I use the surcingle that came with my Fabtron Deluxe Balance Training System, but I really like the Weaver Leather Neoprene Surcingle if you are looking for a quality surcingle at a good price. It is made of neoprene, so it is soft with some give. Before you order, note that the girth included with it is short, so if your horse is much over 14 hands or stocky built you may need a girth extender. For quality and price, this surcingle is a great value. Buy it here.
A lunging system includes a cavesson, surcingle, and various elastic lines with pulleys to improve your horse’s topline and his balance. If you lunge frequently, this is a great investment in your horse.

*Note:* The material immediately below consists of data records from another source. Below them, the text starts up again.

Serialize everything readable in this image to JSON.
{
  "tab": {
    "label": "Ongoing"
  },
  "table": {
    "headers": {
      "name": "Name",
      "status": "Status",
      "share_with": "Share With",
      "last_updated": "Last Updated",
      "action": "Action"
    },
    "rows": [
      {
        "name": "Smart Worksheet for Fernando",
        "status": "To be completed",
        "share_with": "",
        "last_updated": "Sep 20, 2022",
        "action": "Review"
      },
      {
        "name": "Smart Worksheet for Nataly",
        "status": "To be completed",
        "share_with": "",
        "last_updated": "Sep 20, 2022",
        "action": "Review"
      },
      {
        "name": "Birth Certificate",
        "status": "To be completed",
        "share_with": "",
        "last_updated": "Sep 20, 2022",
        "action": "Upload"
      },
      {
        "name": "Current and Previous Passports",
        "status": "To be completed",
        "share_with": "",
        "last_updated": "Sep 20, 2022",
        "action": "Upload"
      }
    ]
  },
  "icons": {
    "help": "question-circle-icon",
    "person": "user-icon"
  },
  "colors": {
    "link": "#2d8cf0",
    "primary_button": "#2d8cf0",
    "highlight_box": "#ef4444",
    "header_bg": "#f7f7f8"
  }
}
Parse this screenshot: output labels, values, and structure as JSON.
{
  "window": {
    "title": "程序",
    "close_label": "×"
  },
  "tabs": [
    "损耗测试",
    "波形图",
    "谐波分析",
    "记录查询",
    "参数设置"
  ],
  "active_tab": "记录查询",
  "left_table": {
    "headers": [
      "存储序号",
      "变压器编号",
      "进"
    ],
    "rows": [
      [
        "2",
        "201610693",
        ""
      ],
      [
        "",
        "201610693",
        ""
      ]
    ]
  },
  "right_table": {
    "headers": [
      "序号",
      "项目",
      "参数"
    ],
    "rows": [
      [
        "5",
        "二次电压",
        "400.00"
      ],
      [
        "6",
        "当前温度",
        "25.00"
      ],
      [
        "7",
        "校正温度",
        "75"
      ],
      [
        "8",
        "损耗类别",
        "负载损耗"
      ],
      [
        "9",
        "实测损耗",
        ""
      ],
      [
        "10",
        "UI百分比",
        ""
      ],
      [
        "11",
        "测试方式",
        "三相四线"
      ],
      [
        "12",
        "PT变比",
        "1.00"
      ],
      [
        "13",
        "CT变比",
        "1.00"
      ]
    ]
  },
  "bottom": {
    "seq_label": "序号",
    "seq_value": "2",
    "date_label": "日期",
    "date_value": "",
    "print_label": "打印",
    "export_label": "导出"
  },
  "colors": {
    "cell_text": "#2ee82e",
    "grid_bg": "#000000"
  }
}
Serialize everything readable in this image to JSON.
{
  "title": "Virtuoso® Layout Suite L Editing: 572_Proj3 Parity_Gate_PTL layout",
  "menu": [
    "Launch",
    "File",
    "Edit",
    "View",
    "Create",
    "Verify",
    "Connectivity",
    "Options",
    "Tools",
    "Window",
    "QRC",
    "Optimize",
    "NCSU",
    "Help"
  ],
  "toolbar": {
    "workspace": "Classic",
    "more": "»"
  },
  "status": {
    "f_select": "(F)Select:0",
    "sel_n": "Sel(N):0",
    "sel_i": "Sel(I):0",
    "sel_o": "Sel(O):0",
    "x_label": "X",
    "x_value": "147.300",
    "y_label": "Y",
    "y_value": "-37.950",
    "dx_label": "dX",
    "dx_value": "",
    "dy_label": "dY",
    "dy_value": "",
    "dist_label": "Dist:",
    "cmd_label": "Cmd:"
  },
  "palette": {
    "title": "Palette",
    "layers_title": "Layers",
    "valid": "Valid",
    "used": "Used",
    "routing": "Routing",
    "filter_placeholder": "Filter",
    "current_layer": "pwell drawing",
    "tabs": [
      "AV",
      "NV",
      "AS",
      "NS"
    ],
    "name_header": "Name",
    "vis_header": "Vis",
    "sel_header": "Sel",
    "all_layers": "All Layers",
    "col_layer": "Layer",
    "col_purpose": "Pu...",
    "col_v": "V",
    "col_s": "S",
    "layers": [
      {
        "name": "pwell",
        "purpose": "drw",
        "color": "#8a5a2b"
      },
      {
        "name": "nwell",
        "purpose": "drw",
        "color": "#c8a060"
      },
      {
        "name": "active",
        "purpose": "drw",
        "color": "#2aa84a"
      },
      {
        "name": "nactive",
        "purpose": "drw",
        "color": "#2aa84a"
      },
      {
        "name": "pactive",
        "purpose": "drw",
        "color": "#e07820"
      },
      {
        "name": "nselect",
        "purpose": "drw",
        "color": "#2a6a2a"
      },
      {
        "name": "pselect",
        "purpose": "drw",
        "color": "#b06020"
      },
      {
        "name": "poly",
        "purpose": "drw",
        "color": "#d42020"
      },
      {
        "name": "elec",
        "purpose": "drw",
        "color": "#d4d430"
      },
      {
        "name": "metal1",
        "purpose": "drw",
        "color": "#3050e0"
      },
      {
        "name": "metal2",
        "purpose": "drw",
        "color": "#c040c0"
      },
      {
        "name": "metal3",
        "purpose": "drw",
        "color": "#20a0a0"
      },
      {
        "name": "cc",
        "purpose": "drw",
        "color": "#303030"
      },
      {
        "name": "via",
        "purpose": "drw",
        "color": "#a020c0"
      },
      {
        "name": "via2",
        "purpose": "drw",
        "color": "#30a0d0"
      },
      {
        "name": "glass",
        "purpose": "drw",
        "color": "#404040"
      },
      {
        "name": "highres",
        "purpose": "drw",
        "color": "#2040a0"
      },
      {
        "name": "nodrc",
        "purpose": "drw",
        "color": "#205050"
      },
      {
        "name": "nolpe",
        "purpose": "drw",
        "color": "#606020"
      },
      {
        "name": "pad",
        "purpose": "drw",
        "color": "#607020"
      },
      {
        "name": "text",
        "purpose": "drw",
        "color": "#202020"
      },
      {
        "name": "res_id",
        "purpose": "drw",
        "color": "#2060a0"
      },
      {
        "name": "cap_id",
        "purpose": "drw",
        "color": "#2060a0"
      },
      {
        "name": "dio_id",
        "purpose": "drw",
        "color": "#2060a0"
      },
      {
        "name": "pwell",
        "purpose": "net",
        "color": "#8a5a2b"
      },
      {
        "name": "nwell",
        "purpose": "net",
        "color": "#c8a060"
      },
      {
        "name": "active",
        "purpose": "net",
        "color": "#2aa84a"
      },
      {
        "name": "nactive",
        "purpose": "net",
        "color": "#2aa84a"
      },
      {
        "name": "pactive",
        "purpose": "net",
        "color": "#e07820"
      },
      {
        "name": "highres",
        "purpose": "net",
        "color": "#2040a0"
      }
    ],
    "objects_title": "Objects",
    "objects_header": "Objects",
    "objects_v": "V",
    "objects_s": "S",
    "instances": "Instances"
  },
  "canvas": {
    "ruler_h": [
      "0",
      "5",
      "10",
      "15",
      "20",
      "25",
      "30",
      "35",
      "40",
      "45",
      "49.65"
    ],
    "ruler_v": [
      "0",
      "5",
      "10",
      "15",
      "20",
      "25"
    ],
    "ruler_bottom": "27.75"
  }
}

My Fabtron Deluxe Balance Training System has been one of the best investments I have made in my horses. I purchased it way back in 2002 and it still works as perfectly as the day I bought it. The elastic lines give me the option of setting my horse’s head in various positions so that I can work her in the position that benefits her most. The cavesson included with my set has an extra nylon strap that goes up the middle of the horse’s face, and I do not like that. Otherwise this is a quality lunging system that has lasted me 16+ years and I expect it to last many more. Buy it here.
A Quality Investment
Whether you lunge your horse in a round pen or on a lunge line with a full lunging system, investing in quality equipment gives you the tools you need to improve your horse’s balance and topline. Choose pieces that integrate with your horse’s training program and your investment will pay off over and over. Always remember that quality equipment might cost more up front but has a lower cost of ownership over time.
What are your favorite pieces of lunging equipment? Let me know in the comments below!
Welcome! I've been a freelance writer since 2002 and have numerous horse-related articles published in print and online publications. I have a Bachelor of Science degree from Rocky Mountain College with a major in Equestrian Studies and a minor in Business Management. My current business ventures include High Plains Arena and real estate investing.